Innishannon, Co. Cork.
Pope Francis should highlight injustices in Ireland
Dear Editor, I commend your paper for the coverage (IC 01/06/2017) you gave to the issue of asylum seekers living in direct provision, and Fr Paddy Byrne for his strong words in condemning this unjust system. He called for Pope Francis to visit a direct provision centre here when he visits for the World Meeting of Families in 2018. I think the Pope would definitely do this, but only if the bishops suggest it. Would they have the foresight to allow his visit to make a statement about how Ireland treats its most vulnerable? A visit with the homeless being fed at the Capuchin Day Centre would be another opportunity for the Pope to highlight an issue important to him.
Congratulations to the Burmese national who after eight years in direct provision was successful last week in his challenge to the legal ban which prevented him seeking work as an asylum seeker. Perhaps this will be the first step to improve the lives of those stuck in limbo thanks to our refugee system.
Life’s difficulties mean talking about hell very important
Dear Editor, I write in relation to Fr Joe McVeigh’s letter (IC 25/05/2017) in which he dismisses as “a silly suggestion,” David Quinn’s wish for priests to preach more often about hell. He thinks preaching about hell is “a fear tactic” and that the Gospel is about love, “not fear and not hell”.
Instinctively I disagreed and have since read an online blog by Msgr Charles Pope (http://blog.adw.org/2017/05/jesus-loves-warned-frequently-hell/) denouncing such an opinion of the unimportance of hell itself or at least the need to warn people about it, as seriously misguided. He states that although no one loves us more than Jesus, no one spoke more about hell than he, no one.

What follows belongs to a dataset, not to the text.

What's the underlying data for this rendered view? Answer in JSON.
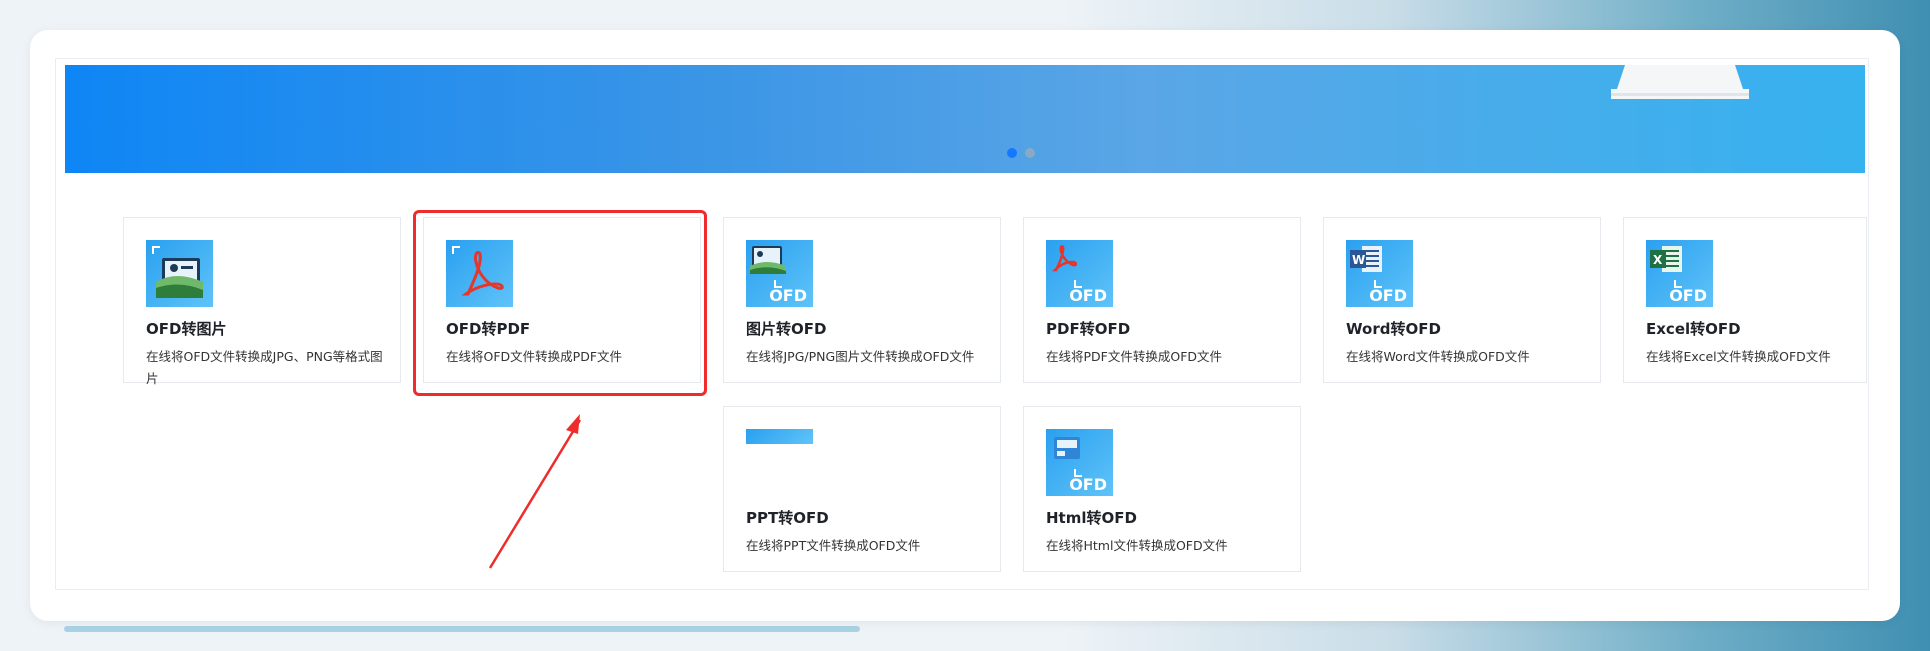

The very fact that people often experience some kind of hell in their lives makes it a reality for them, so avoiding talking about the eternal hell which we are free to choose or reject is all the more important, not less so.
Donnybrook, Dublin 4.
Preaching about hell in new ways
Dear Editor, At Mass in Cape Town in 2014, before a general election, the priest (not a South African) asked a multi-racial, multi-cultural congregation to think very carefully about their vote. “There are places on earth, that are hell today,” was his comment.
It is possible to talk about hell in a contemporary way.
The Road Safety Authority frequently shows graphic video clips of horrific accidents, to warn about the results of carelessness on the roads. I have never heard them being accused of scare-mongering.
Raheny, Dublin 9.